There is also an argument that these users have a higher sense of urgency because the platform doesn’t provide any direct links and such. For instance, if you share a promo code, this audience may be more likely to jump off the app and go to your site before they forget the code because there is no “link in the bio” or additional post to reference.
When it comes to social media, the most common challenge is cutting through the noise and getting noticed. If nobody ever sees what you share on social, how will they start following you? The journey to account discovery varies from platform to platform.
There is a discovery page built into the app that features accounts a user hasn’t followed yet. This collection is based on an algorithm and selects photos based on a user’s interests, current followers, location, etc. And with Instagram stories on the discovery page, you have another opportunity get more eyes on your story and grow your following.

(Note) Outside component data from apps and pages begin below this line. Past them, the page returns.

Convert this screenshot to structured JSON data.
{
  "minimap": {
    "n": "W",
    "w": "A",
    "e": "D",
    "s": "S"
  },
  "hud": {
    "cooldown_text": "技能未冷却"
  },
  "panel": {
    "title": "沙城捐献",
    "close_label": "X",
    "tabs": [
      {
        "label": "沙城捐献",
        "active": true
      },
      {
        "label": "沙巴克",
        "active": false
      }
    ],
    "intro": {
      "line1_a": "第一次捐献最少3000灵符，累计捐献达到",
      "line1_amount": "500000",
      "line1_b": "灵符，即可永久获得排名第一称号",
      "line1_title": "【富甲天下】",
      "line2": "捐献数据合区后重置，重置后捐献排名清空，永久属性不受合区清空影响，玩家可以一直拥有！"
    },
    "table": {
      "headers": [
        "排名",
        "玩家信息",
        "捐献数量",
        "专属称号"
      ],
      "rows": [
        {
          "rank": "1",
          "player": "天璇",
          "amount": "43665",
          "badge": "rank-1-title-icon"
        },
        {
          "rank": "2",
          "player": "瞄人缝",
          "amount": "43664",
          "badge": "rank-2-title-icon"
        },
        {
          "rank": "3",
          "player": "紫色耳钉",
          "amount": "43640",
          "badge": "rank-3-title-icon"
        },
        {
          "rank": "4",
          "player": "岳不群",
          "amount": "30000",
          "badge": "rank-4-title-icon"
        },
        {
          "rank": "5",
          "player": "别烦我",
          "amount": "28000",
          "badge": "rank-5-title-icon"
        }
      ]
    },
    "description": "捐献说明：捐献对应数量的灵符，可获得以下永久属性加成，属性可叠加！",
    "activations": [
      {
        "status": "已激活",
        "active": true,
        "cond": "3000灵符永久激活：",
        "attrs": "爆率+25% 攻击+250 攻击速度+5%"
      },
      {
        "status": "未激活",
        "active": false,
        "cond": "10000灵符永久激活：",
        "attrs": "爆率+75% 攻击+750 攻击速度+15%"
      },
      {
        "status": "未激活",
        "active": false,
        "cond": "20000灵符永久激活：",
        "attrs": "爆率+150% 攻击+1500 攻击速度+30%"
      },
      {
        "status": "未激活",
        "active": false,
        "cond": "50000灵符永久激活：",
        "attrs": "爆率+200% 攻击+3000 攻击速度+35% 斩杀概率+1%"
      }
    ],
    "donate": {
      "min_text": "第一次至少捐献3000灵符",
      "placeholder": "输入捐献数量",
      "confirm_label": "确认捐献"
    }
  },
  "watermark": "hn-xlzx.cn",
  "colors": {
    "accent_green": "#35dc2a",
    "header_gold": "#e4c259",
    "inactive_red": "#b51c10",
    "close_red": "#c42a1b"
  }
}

If your Instagram account is public, your stories are too. Anyone who visits your profile will be able to view your story. This means that you have two chances to earn a follower: through the content on your Instagram feed and through the content in your Instagram story. It’s no surprise that big brands like Nike are already seeing more views on Instagram than on Snapchat.
Building a following on Snapchat can be difficult. We’ve already discussed that helping brands grow a following isn’t really what Snapchat is all about, and that is very apparent in the app. There is no discovery feature, no suggested followers, and when adding a username, it doesn’t even auto-populate potential matches. Snapchat users have to know your exact username or snapcode to begin following you and your story.
Growing a following on Snapchat involves promoting it via your other channels. So feature your Snapchat name on your website, add it to a newsletter, or ask your Facebook, Twitter, or Instagram followers to add you on Snapchat. Then, depending on how engaged this audience already is, they will either listen or they won’t. If you find that they aren’t listening, it may make more sense to invest time into Instagram—at least until Snapchat creates a discovery feature.
Best of both worlds
Instagram vs Snapchat for business. Try both.
Simply start by using Snapchat, save each post to “my memories” as well as your camera roll, then upload them through Instagram stories. Bam! Same story on each platform. This way you can compare the numbers of views, the growth of your following, ease of use, audience engagement, and see what’s worth your time.
Remember, you can save some time and go straight to the source. Ask your audience where they want to see you! Social media is all about trial and error, so don’t be afraid to get out there and test what works best for your business.
Karolina Bakanovas is well-versed in all areas of social media. Her passion for discovery and writing led her to a create her own lifestyle blog, Sunkissedway.com. When she’s not busy blogging, she’s off being a “cool” cat lady, running half marathons, and soaking up the sun.